**Data about app and page elements:**
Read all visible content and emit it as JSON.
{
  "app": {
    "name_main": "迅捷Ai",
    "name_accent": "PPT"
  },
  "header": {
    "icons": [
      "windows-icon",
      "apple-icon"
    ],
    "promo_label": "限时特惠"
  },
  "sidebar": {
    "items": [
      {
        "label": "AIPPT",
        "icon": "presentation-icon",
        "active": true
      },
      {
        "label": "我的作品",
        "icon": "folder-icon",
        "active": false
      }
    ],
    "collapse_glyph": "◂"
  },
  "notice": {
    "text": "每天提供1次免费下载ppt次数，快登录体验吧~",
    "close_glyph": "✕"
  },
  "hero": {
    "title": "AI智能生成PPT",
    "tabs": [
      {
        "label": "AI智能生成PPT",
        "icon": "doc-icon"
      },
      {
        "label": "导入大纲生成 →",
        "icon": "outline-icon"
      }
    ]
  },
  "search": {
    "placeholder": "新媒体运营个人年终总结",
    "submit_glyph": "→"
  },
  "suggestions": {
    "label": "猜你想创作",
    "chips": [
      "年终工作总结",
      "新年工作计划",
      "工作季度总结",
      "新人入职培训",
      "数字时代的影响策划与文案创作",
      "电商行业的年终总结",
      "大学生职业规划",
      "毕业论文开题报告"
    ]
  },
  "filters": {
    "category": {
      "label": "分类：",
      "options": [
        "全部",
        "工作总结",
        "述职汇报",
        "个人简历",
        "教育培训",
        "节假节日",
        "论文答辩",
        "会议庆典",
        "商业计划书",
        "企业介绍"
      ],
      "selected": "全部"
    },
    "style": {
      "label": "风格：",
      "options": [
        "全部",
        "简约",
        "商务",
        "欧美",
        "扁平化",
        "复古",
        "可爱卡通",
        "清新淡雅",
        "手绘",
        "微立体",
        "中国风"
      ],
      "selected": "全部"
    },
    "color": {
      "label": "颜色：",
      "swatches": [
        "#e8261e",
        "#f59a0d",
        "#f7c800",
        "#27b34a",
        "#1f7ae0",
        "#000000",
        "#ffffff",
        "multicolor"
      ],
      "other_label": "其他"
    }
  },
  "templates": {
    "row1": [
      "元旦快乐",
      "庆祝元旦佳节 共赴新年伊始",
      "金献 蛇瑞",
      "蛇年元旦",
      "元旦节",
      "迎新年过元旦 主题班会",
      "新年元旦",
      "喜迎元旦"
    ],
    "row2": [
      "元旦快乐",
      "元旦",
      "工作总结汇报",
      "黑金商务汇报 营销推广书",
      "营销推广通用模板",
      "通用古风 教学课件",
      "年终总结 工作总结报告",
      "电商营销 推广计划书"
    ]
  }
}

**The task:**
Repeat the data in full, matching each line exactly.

**Written answer:**
Read all visible content and emit it as JSON.
{
  "app": {
    "name_main": "迅捷Ai",
    "name_accent": "PPT"
  },
  "header": {
    "icons": [
      "windows-icon",
      "apple-icon"
    ],
    "promo_label": "限时特惠"
  },
  "sidebar": {
    "items": [
      {
        "label": "AIPPT",
        "icon": "presentation-icon",
        "active": true
      },
      {
        "label": "我的作品",
        "icon": "folder-icon",
        "active": false
      }
    ],
    "collapse_glyph": "◂"
  },
  "notice": {
    "text": "每天提供1次免费下载ppt次数，快登录体验吧~",
    "close_glyph": "✕"
  },
  "hero": {
    "title": "AI智能生成PPT",
    "tabs": [
      {
        "label": "AI智能生成PPT",
        "icon": "doc-icon"
      },
      {
        "label": "导入大纲生成 →",
        "icon": "outline-icon"
      }
    ]
  },
  "search": {
    "placeholder": "新媒体运营个人年终总结",
    "submit_glyph": "→"
  },
  "suggestions": {
    "label": "猜你想创作",
    "chips": [
      "年终工作总结",
      "新年工作计划",
      "工作季度总结",
      "新人入职培训",
      "数字时代的影响策划与文案创作",
      "电商行业的年终总结",
      "大学生职业规划",
      "毕业论文开题报告"
    ]
  },
  "filters": {
    "category": {
      "label": "分类：",
      "options": [
        "全部",
        "工作总结",
        "述职汇报",
        "个人简历",
        "教育培训",
        "节假节日",
        "论文答辩",
        "会议庆典",
        "商业计划书",
        "企业介绍"
      ],
      "selected": "全部"
    },
    "style": {
      "label": "风格：",
      "options": [
        "全部",
        "简约",
        "商务",
        "欧美",
        "扁平化",
        "复古",
        "可爱卡通",
        "清新淡雅",
        "手绘",
        "微立体",
        "中国风"
      ],
      "selected": "全部"
    },
    "color": {
      "label": "颜色：",
      "swatches": [
        "#e8261e",
        "#f59a0d",
        "#f7c800",
        "#27b34a",
        "#1f7ae0",
        "#000000",
        "#ffffff",
        "multicolor"
      ],
      "other_label": "其他"
    }
  },
  "templates": {
    "row1": [
      "元旦快乐",
      "庆祝元旦佳节 共赴新年伊始",
      "金献 蛇瑞",
      "蛇年元旦",
      "元旦节",
      "迎新年过元旦 主题班会",
      "新年元旦",
      "喜迎元旦"
    ],
    "row2": [
      "元旦快乐",
      "元旦",
      "工作总结汇报",
      "黑金商务汇报 营销推广书",
      "营销推广通用模板",
      "通用古风 教学课件",
      "年终总结 工作总结报告",
      "电商营销 推广计划书"
    ]
  }
}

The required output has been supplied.